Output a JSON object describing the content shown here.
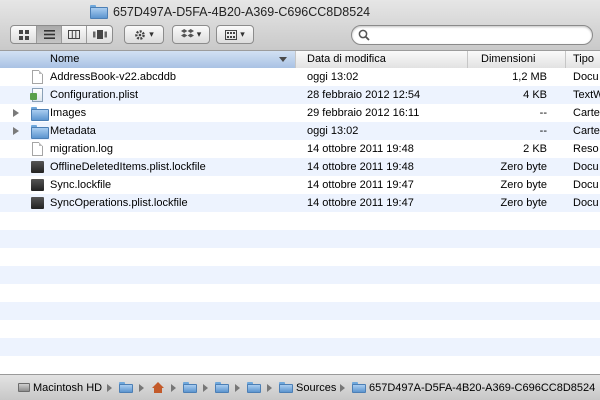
{
  "window": {
    "title": "657D497A-D5FA-4B20-A369-C696CC8D8524"
  },
  "toolbar": {
    "view_buttons": [
      {
        "icon": "icon-view-icon",
        "active": false
      },
      {
        "icon": "list-view-icon",
        "active": true
      },
      {
        "icon": "column-view-icon",
        "active": false
      },
      {
        "icon": "coverflow-view-icon",
        "active": false
      }
    ],
    "action_icon": "gear-icon",
    "share_icon": "dropbox-icon",
    "arrange_icon": "arrange-grid-icon",
    "search": {
      "value": "",
      "placeholder": ""
    }
  },
  "columns": {
    "name": "Nome",
    "date": "Data di modifica",
    "size": "Dimensioni",
    "kind": "Tipo"
  },
  "files": [
    {
      "name": "AddressBook-v22.abcddb",
      "date": "oggi 13:02",
      "size": "1,2 MB",
      "kind": "Docu",
      "icon": "document-icon",
      "folder": false
    },
    {
      "name": "Configuration.plist",
      "date": "28 febbraio 2012 12:54",
      "size": "4 KB",
      "kind": "TextW",
      "icon": "plist-icon",
      "folder": false
    },
    {
      "name": "Images",
      "date": "29 febbraio 2012 16:11",
      "size": "--",
      "kind": "Carte",
      "icon": "folder-icon",
      "folder": true
    },
    {
      "name": "Metadata",
      "date": "oggi 13:02",
      "size": "--",
      "kind": "Carte",
      "icon": "folder-icon",
      "folder": true
    },
    {
      "name": "migration.log",
      "date": "14 ottobre 2011 19:48",
      "size": "2 KB",
      "kind": "Reso",
      "icon": "document-icon",
      "folder": false
    },
    {
      "name": "OfflineDeletedItems.plist.lockfile",
      "date": "14 ottobre 2011 19:48",
      "size": "Zero byte",
      "kind": "Docu",
      "icon": "lockfile-icon",
      "folder": false
    },
    {
      "name": "Sync.lockfile",
      "date": "14 ottobre 2011 19:47",
      "size": "Zero byte",
      "kind": "Docu",
      "icon": "lockfile-icon",
      "folder": false
    },
    {
      "name": "SyncOperations.plist.lockfile",
      "date": "14 ottobre 2011 19:47",
      "size": "Zero byte",
      "kind": "Docu",
      "icon": "lockfile-icon",
      "folder": false
    }
  ],
  "pathbar": {
    "items": [
      {
        "label": "Macintosh HD",
        "icon": "hard-drive-icon"
      },
      {
        "label": "",
        "icon": "user-folder-icon"
      },
      {
        "label": "",
        "icon": "home-icon"
      },
      {
        "label": "",
        "icon": "library-folder-icon"
      },
      {
        "label": "",
        "icon": "folder-icon"
      },
      {
        "label": "",
        "icon": "folder-icon"
      },
      {
        "label": "",
        "icon": "folder-icon"
      },
      {
        "label": "Sources",
        "icon": "folder-icon"
      },
      {
        "label": "657D497A-D5FA-4B20-A369-C696CC8D8524",
        "icon": "folder-icon"
      }
    ]
  }
}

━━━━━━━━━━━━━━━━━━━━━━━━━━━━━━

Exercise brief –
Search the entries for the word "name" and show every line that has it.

Your response –
    "name": "Nome",
      "name": "AddressBook-v22.abcddb",
      "name": "Configuration.plist",
      "name": "Images",
      "name": "Metadata",
      "name": "migration.log",
      "name": "OfflineDeletedItems.plist.lockfile",
      "name": "Sync.lockfile",
      "name": "SyncOperations.plist.lockfile",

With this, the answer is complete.